What you are asked to do:
Every line that holds the word "title" needs to be copied from the data below.

Supplied records:
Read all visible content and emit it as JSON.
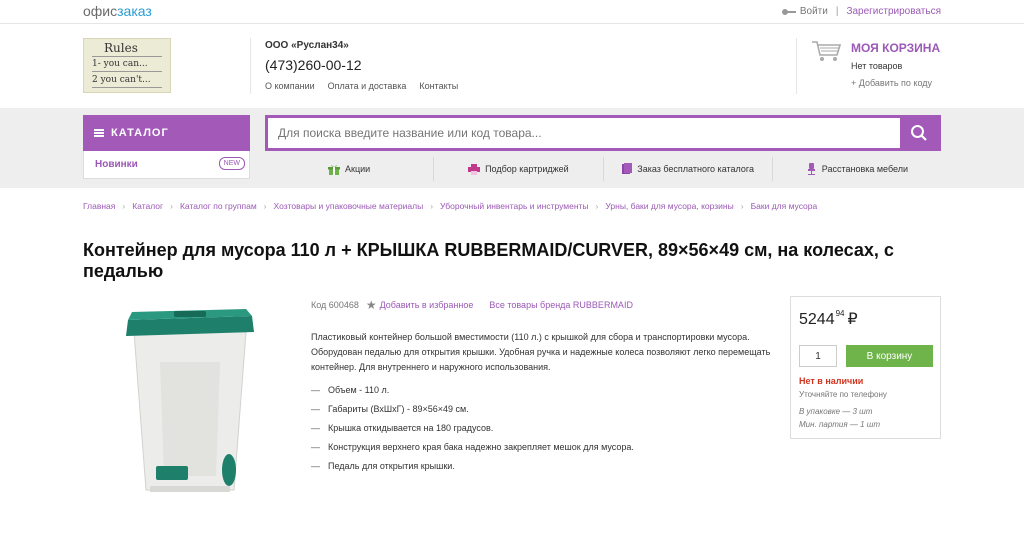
{
  "brand": {
    "part1": "офис",
    "part2": "заказ"
  },
  "auth": {
    "login": "Войти",
    "separator": "|",
    "register": "Зарегистрироваться"
  },
  "logo": {
    "line1": "Rules",
    "line2": "1- you can...",
    "line3": "2 you can't..."
  },
  "company": {
    "name": "ООО «Руслан34»",
    "phone": "(473)260-00-12",
    "links": [
      "О компании",
      "Оплата и доставка",
      "Контакты"
    ]
  },
  "cart": {
    "title": "МОЯ КОРЗИНА",
    "status": "Нет товаров",
    "add_by_code": "+ Добавить по коду"
  },
  "catalog": {
    "label": "КАТАЛОГ",
    "new_label": "Новинки",
    "new_badge": "NEW"
  },
  "search": {
    "placeholder": "Для поиска введите название или код товара..."
  },
  "nav": [
    "Акции",
    "Подбор картриджей",
    "Заказ бесплатного каталога",
    "Расстановка мебели"
  ],
  "breadcrumb": [
    "Главная",
    "Каталог",
    "Каталог по группам",
    "Хозтовары и упаковочные материалы",
    "Уборочный инвентарь и инструменты",
    "Урны, баки для мусора, корзины",
    "Баки для мусора"
  ],
  "product": {
    "title": "Контейнер для мусора 110 л + КРЫШКА RUBBERMAID/CURVER, 89×56×49 см, на колесах, с педалью",
    "code": "Код 600468",
    "favorite": "Добавить в избранное",
    "brand_link": "Все товары бренда RUBBERMAID",
    "description": "Пластиковый контейнер большой вместимости (110 л.) с крышкой для сбора и транспортировки мусора. Оборудован педалью для открытия крышки. Удобная ручка и надежные колеса позволяют легко перемещать контейнер. Для внутреннего и наружного использования.",
    "features": [
      "Объем - 110 л.",
      "Габариты (ВхШхГ) - 89×56×49 см.",
      "Крышка откидывается на 180 градусов.",
      "Конструкция верхнего края бака надежно закрепляет мешок для мусора.",
      "Педаль для открытия крышки."
    ]
  },
  "buy": {
    "price_main": "5244",
    "price_cents": "94",
    "currency": "₽",
    "qty": "1",
    "add_to_cart": "В корзину",
    "stock": "Нет в наличии",
    "clarify": "Уточняйте по телефону",
    "pack": "В упаковке — 3 шт",
    "min_batch": "Мин. партия — 1 шт"
  },
  "colors": {
    "accent": "#a259b8",
    "cart_button": "#6fb34b",
    "out_of_stock": "#d0341f",
    "container_lid": "#1e7f6b"
  }
}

Reply to the task:
    "title": "МОЯ КОРЗИНА",
    "title": "Контейнер для мусора 110 л + КРЫШКА RUBBERMAID/CURVER, 89×56×49 см, на колесах, с педалью",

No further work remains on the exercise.